Tuesday, March 10, 2020
Close Relationships and Long Generations
Sometimes, I look at the relationships on those barely-complete branches of the family trees under my care and think, "That is such a close relationship to know nothing about."
In today's case, we'll be looking at a woman of whom I know very little, despite her relationship to my mother-in-law being as close as great-grandmother. When I realize that there are many people in this country who actually could remember spending time with their own great-grandparents, I begin to wonder why this woman's history slipped through her family's fingers.
On the other hand, we have to consider the span of generations in any given family. For some families, a generation can be counted off, every twenty years or so, providing the newly-arrived infant in such a family a great-grandmother who might only be her sixties—not an unreasonable scenario. In stark contrast, take a family such as mine, where a generation might stretch as far as fifty years before the next one comes along, and children might not even have had a chance to meet their own grandparents.
Such was the case in my mother-in-law's family. On her paternal branch, the years between generations started with a first leap of forty-five years. By the time we get to her paternal grandmother, we've added another forty two years. Before you know it, we're talking about a great-grandmother who was born in 1808—not exactly someone whom she could invite to even her first birthday party.
Of course, I don't have any proof of Elizabeth Stine Snider's year of birth; I need to rely on reports found on census records from her later years. Thankfully, this woman lived until 1881, affording me a peek into her life from documents dated 1850 through the 1880 census in Perry County, Ohio. And despite her many children, they, too, all died before state records kept the kind of details a genealogist seeks.

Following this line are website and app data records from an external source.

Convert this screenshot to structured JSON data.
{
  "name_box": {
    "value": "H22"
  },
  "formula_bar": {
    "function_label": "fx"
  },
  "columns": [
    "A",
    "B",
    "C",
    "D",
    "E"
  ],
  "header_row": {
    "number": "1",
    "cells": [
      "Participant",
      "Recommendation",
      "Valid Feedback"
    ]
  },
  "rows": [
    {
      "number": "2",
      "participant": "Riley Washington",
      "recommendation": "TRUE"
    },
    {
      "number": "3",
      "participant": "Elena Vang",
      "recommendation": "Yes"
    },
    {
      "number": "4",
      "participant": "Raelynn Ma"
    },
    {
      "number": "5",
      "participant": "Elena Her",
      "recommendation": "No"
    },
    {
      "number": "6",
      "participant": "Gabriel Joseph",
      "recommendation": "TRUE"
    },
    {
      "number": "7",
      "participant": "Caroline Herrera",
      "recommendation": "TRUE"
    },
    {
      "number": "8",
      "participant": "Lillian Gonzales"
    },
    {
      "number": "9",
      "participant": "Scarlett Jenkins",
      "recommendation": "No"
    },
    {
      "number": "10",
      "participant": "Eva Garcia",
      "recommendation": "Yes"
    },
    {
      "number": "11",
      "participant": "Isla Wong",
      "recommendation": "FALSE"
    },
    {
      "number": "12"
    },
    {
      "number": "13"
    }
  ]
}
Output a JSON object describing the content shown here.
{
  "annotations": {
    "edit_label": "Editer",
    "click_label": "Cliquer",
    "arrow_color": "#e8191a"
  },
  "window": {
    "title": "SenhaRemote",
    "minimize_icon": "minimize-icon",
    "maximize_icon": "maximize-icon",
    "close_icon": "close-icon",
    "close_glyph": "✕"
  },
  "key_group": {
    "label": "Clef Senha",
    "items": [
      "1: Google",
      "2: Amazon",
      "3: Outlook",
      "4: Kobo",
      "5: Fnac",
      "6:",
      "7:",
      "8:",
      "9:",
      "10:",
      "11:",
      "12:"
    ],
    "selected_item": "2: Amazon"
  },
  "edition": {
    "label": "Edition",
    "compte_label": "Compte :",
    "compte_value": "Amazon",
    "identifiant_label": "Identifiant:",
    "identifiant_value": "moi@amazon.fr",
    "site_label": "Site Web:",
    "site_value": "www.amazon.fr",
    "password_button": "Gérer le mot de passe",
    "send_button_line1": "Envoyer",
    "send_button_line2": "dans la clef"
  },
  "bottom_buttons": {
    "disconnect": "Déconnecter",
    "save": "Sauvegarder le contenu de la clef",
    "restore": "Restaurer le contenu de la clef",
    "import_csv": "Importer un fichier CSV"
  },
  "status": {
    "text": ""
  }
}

Besides what can be gleaned from census records, it was thanks to a personal visit to the courthouse at Perry County that I was able to ascertain her marriage information. According to the "Male Index to Marriages, Perry County," there was an entry for an "Eliza" Stine who married Jacob Snyder on 14 November, 1825. Thankfully, I had a copy made of that record, since the marriage information posted either at FamilySearch.org or at Ancestry.com is now barely legible.
Jacob, as it turns out, was part of a large family of German immigrants, many of whom traveled through Pennsylvania to settle in the same place in Ohio: Perry County. And like his parents before him, Jacob's own family was large—and prone to keep traveling west.
Perhaps it was that his time span—and that of his wife Elizabeth's—put him falling in all the historical cracks which defeat a researcher's hope of discovery. Short of making another trip to central Ohio—not in my future, at this point—it will be hard to go digging through the kind of documents which have yet to make their appearance online, but can be found (with difficulty) through a hands-on search in person.
Then again, perhaps searching for someone with a name as common as Snyder—or whatever German spelling equivalent it might have taken, two hundred years ago—can become a defeating effort in its own right. Couple that with the common surname Stine—perhaps at one point spelled Stein—and mix in the uncertainties of surviving documentation from that time period in the then-frontier region of the northwest territory, and you have a recipe for the kind of research woes that have confronted me regarding this couple.
There is, of course, the Find A Grave entries for both Elizabeth Stine and her husband Jacob Snider. Find A Grave memorials, however, are informational entries put together by volunteers. Though all volunteers are dedicated workers, thanks to the passion they bring to the endeavor, not all volunteer-originated entries are one hundred percent correct. In this case, thankfully, I do recognize the name of the volunteer responsible for the entry and recall that she once told me she had published a genealogy on this family line. Hopefully, the trail she is blazing will be a reliable path for other researchers.
All that said, tomorrow we'll look at some of the initial research challenges in an introduction to Jacob Snider and his wife—the object of my research goals for this month—Elizabeth Stine.